Ideally, we would want to test several sites to get a better understanding of which is the most accurate website traffic estimators. There was actually a blog post that screaming frog did, which included testing a variety of websites. Their testing of 3 tools (SimilarWeb, Ahrefs, SEMrush) found that:
- SimilarWeb was the most accurate, overall
- Ahrefs was the most accurate for large websites
- SEMrush was the least accurate
In my test, Alexa actually did the best. And that’s using the free Alexa extension. The second closest was SimilarWeb, just like screaming frog found.
But does that mean these are the best tools for the job? In my opinion, no. Not necessarily.
It’s about the relative accuracy
Are most of the website traffic estimator tools accurate? The short answer is no. The long answer is: I am less concerned with accuracy as much as I am concerned with the of relative accuracy. If that doesn’t make sense, keep reading.
Let’s get one fact straight. None of these traffic estimation tools are going to be 100% accurate. The reason for this is because the only tool that will give you an exact traffic number is through server logs or an analytics tool like Google Analytics.
However, when we are doing competitor research – looking into someone else’s website, we obviously don’t have access to their analytics data. That is proprietary information that they would not want to share.
How do these “traffic estimator” tools work?
Well, they estimate traffic, using a variety of inputs.
The way most of these tools estimate traffic is by typically creating a mathematical estimation based on the following:
- SERP Position: Where a website ranks for a particular keyword also fluctuates constantly.

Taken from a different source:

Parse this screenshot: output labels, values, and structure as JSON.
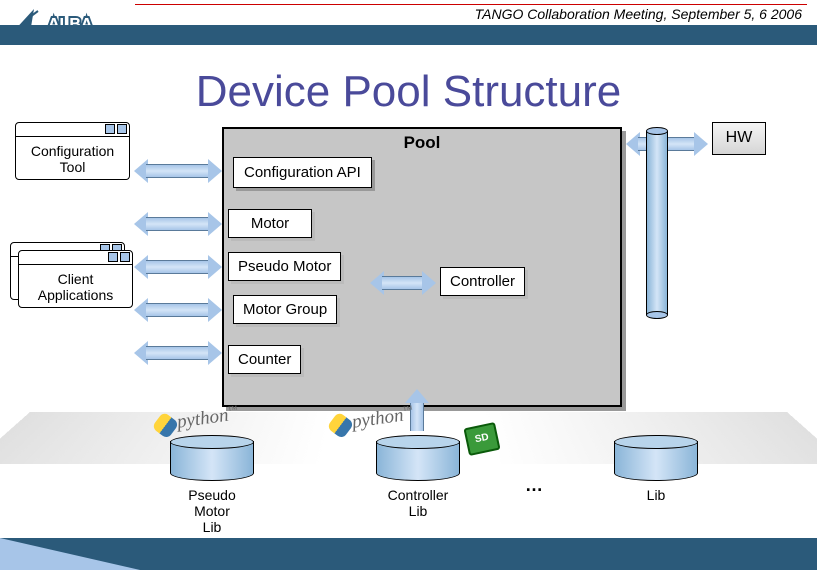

So this is a moving target.
- Keyword volume: This is sourced from Google, but keep in mind the actual keyword volume is an estimation/ averaged number.
- CTR: Many of these traffic estimator tools use clickstream CTR data, which is a prediction of click-through rate.
- Keyword Database: This is the number of keywords within a website estimators database. The larger the database, the closer to real-world numbers the website estimators typically will get. It can also depend on which companies have a larger database of keywords.
So the lesson is, that each traffic estimator tool will have their own proprietary mathematical calculation based on their own chosen datasets (which may not be exact in its own regard). As such, we have to look at the data from each different company as a relative scale.
What I mean by that is, every tool, whether it’s a keyword volume tool like Google keyword planner, or if its Google Trends, or a website traffic estimation tool – each tool is going to have a different scale to measure that data.
The united states use inches, but most other countries use the metric system (mm & cm). This is how I view different website estimator tools – it’s just a different unit of measurement.
If we check a facebook.com’s traffic on Ahrefs and then checked youtube.com’s on Similar web, we will get confusing results. However, if you check facebook.com on Ahrefs and youtube.com on Ahrefs as well, we now start to see a relative scale. So the trick is to only use one tool when measuring traffic
This is how you should use and understand these website traffic estimator tools, keyword volume tools, etc. You can only compare inches to inches, not inches to centimeters.
So what’s the lesson in all this? The lesson is to choose the website traffic estimation tool you like the most. Whatever tool fits your needs – maybe you need a comprehensive SEO toolset like Ahrefs, SEMrush or Serped.net. Maybe you would rather try free options like the Alexa extension. The point is, choose what you’re comfortable with and only use that tool for traffic comparisons.
Just don’t fool yourself into believing that what you’re seeing is actual true website traffic. Remember – its just an estimation of traffic, calculated by different variables.
However, if you did want to get close to the true website traffic numbers, a great free option is the Alexa extension.